Then another projectile landed in front of her, and survived the first bounce before it exploded chest-high and ripped a hole in her stomach. She cried out and fell.

Macbeth grabbed at his own chest as he crawled out of the bunker, rolled over onto his back, and closed his eyes.

"Hah!" Killagan crowed. "That'll do!"

He marched forward, pulling his bag with one hand behind him. His kilt flapped in the breeze. He got to Demona's prone form and stared at her quizzically. "What manner of beastie are you?" he wondered aloud, prodding her with the head of his driver.

Demona grabbed the head and looked up, red eyes blazing. "The kind that does not like Scotsmen!" she hissed as her chest muscles knit themselves together painfully.

Duff looked at her eyes and the blood on the fairway. Then he shrieked like a little girl. He turned and saw Macbeth staggering to his feet. "The dead, they're walking the earth!" Killagan cried out before abandoning the family heirloom and running back to his castle as fast as his short legs could carry him.

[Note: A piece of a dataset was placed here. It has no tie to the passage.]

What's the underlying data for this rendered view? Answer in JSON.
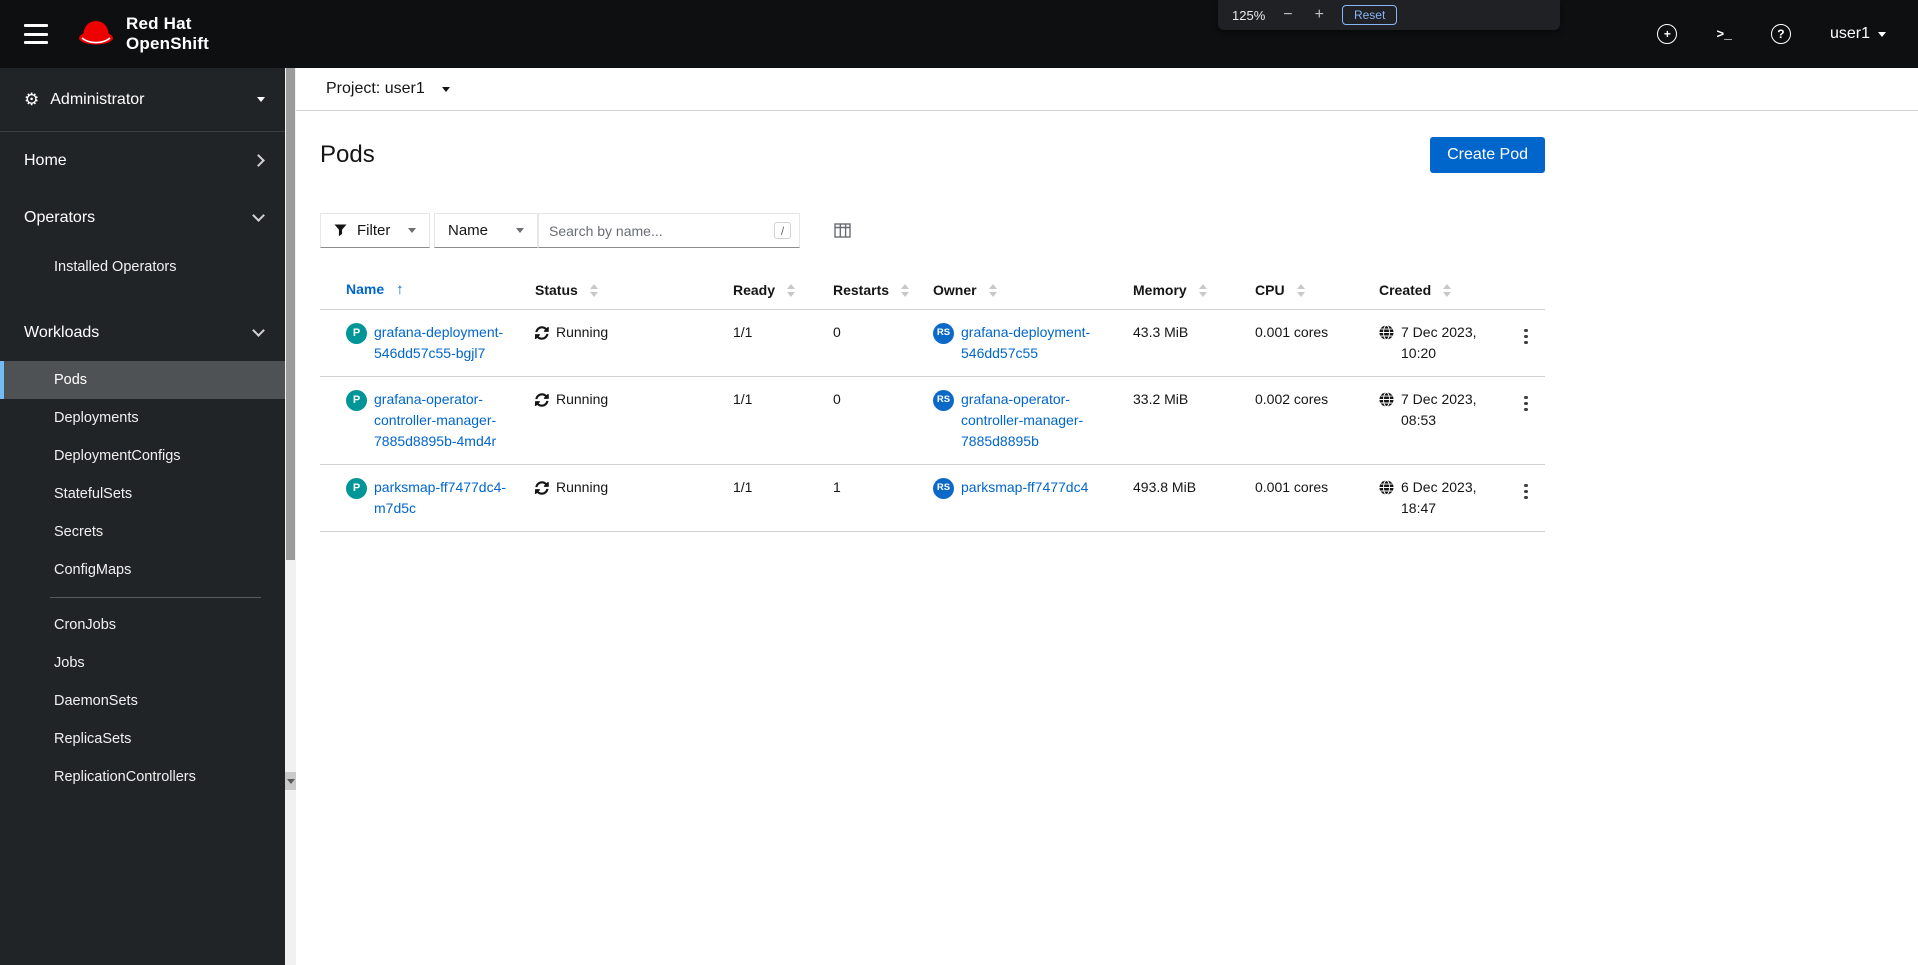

Barracading himself in his bedroom, Duff panted heavily before he ran to his computer and logged into a particularly hated website. "Yes, hello," he said as he typed. "Ah realize we don't always see eye to eye, but perhaps you could get me off mah island before ZOMBIES EAT MAH BRAINS!"

"I just got a weird hit on the site," Wade said. "Duff Killagan wants you to save him from being consumed by the living dead."

"Great, there goes Movie Night," Kim Possible sighed.

The End.

Author's Note - During the 2006 Gathering, I attended a spoof of the Food Network series Iron Chef, titled the "Iron Writer Challenge". Attendees were given a "secret ingredient" and one hour to write a story involving said ingredient. We were given Macbeth. And I thought, "Well, I do a lot of Kim Possible these days, and Duff IS Scottish, just like them, so . . ."

The rest unfolded very quickly.

This story takes liberties with Gargoyles, not only with Demona and Macbeth's destination, but also with their healing powers. I've always assumed the spell gave them rapid healing. If you assume otherwise, sorry, I only had an hour, you know.